You can also get the infection from food or water that's been contaminated with infected poo or droplets.
If the virus gets into your mouth, it travels to your throat and bowels, where it starts to multiply. In some cases, it can also get into the bloodstream and spread to the nervous system.
The virus can be spread by someone with the infection from about a week before any symptoms develop, until several weeks afterwards. Infected people who don't have any symptoms can still pass polio on to others.
There have been rare cases where polio has been caused by being vaccinated with a live version of the polio virus.
This is no longer a risk in the UK because the vaccine used nowadays contains an inactive version of the virus.
As a result of routine vaccination programmes, polio has been largely wiped out in most parts of the world. This includes Europe and the Americas.
But polio is still a significant problem in some countries.

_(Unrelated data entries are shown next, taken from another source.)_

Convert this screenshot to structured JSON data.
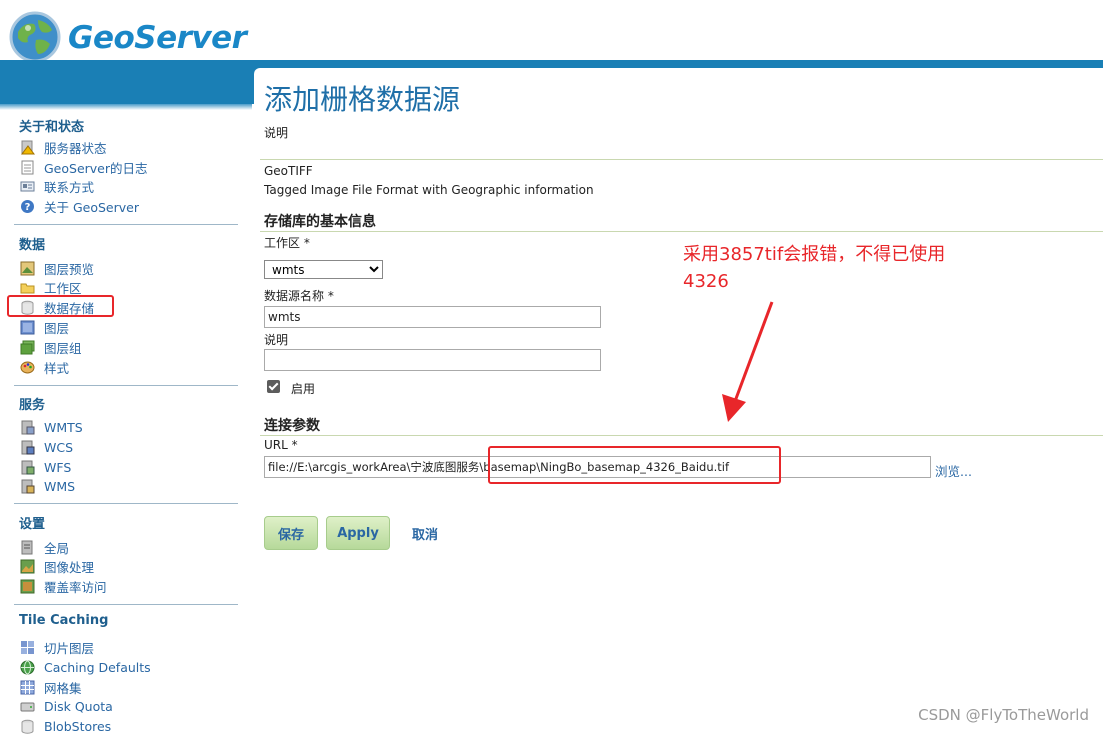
{
  "header": {
    "logo_text": "GeoServer"
  },
  "sidebar": {
    "sections": [
      {
        "title": "关于和状态",
        "items": [
          "服务器状态",
          "GeoServer的日志",
          "联系方式",
          "关于 GeoServer"
        ]
      },
      {
        "title": "数据",
        "items": [
          "图层预览",
          "工作区",
          "数据存储",
          "图层",
          "图层组",
          "样式"
        ]
      },
      {
        "title": "服务",
        "items": [
          "WMTS",
          "WCS",
          "WFS",
          "WMS"
        ]
      },
      {
        "title": "设置",
        "items": [
          "全局",
          "图像处理",
          "覆盖率访问"
        ]
      },
      {
        "title": "Tile Caching",
        "items": [
          "切片图层",
          "Caching Defaults",
          "网格集",
          "Disk Quota",
          "BlobStores"
        ]
      }
    ]
  },
  "main": {
    "title": "添加栅格数据源",
    "description_label": "说明",
    "format_name": "GeoTIFF",
    "format_description": "Tagged Image File Format with Geographic information",
    "basic_info_heading": "存储库的基本信息",
    "workspace_label": "工作区 *",
    "workspace_value": "wmts",
    "datasource_name_label": "数据源名称 *",
    "datasource_name_value": "wmts",
    "desc_field_label": "说明",
    "desc_field_value": "",
    "enabled_label": "启用",
    "connection_heading": "连接参数",
    "url_label": "URL *",
    "url_value": "file://E:\\arcgis_workArea\\宁波底图服务\\basemap\\NingBo_basemap_4326_Baidu.tif",
    "browse_label": "浏览...",
    "save_label": "保存",
    "apply_label": "Apply",
    "cancel_label": "取消"
  },
  "annotation": {
    "line1": "采用3857tif会报错，不得已使用",
    "line2": "4326",
    "color": "#e8262a"
  },
  "watermark": "CSDN @FlyToTheWorld"
}
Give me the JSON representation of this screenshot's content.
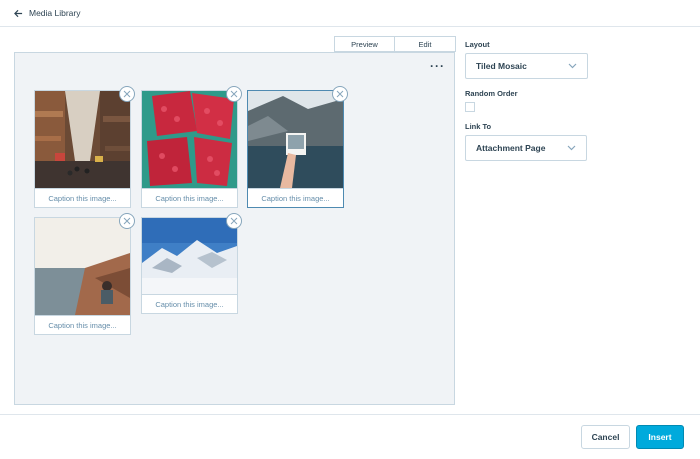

You can use the country guide on the Travel Health Pro website to check if there's a risk of getting polio in a country you plan to visit.
There's currently no cure for polio. Treatment focuses on supporting bodily functions and reducing the risk of long-term problems while the body fights off the infection.
This can include bed rest in hospital, painkillers, breathing support and regular stretches or exercises to prevent problems with the muscles and joints.
If you're left with long-term problems as a result of a polio infection, you'll probably need ongoing treatment and support.
This may include physiotherapy to help with any movement problems, devices such as splints and braces to support weak limbs or joints, occupational therapy to help you adapt to any difficulties, and possibly surgery to correct any deformities.
The polio vaccination is offered as part of the NHS routine childhood vaccination programme.
It's given by injection in 5 separate doses. These are normally given at:
- 8, 12 and 16 weeks of age – as part of the 6-in-1 vaccine
- 3 years and 4 months of age – as part of the 4-in-1 (DTaP/IPV) pre-school booster
- 14 years of age – as part of the 3-in-1 (Td/IPV) teenage booster
If you're planning to travel to a polio-affected country, you should get vaccinated if you've not been fully vaccinated before, or have a booster dose if it's been 10 years or more since your last dose of the vaccine.
Read more about travel vaccinations.
You can also get vaccinated at any point if you haven't been fully vaccinated before, even if you're not travelling somewhere where there's a risk of infection.
If you've had polio in the past and haven't been vaccinated, it's still recommended that you get fully vaccinated.
There are 3 types of polio virus that the vaccine protects against, and people who have had the infection before will only be immune to one of these.
The polio vaccination is usually available for free on the NHS.
Temporary precautions for travellers
As the result of an increase in worldwide cases of polio in early 2014, the WHO issued temporary additional travel recommendations for people visiting countries where polio is found. These are still in place as of July 2018.
Depending on where you intend to travel, what you'll be doing there and how long you're staying for, you may now be advised to have a booster polio vaccination before travelling if you haven't had one in the past 12 months.
Some of the countries where there's risk of infection will require proof of vaccination before you're permitted to travel elsewhere. If you don't have this, you may be given a booster dose before departing.